+++ Records supplied +++

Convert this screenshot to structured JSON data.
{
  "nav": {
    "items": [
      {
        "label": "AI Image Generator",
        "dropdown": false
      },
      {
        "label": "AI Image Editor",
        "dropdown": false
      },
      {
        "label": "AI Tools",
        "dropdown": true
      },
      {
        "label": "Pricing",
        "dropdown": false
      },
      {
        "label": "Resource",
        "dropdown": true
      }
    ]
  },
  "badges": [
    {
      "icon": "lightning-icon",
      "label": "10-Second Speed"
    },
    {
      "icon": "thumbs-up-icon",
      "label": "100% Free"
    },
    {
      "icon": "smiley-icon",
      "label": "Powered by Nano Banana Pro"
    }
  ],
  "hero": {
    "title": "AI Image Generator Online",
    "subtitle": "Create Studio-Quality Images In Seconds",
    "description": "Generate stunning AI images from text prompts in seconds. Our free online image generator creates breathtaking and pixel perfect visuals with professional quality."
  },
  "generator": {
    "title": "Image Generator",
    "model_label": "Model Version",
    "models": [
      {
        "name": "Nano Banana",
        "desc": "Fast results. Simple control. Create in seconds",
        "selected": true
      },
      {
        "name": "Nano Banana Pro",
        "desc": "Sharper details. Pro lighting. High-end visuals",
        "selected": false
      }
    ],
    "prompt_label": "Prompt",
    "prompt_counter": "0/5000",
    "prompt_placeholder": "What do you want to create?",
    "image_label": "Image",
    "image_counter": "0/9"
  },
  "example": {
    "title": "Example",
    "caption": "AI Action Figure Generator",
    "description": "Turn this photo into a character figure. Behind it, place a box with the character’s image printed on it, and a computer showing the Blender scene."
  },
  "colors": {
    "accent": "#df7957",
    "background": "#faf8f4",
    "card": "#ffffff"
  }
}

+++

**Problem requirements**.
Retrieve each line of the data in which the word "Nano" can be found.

**Answer box**.
      "label": "Powered by Nano Banana Pro"
        "name": "Nano Banana",
        "name": "Nano Banana Pro",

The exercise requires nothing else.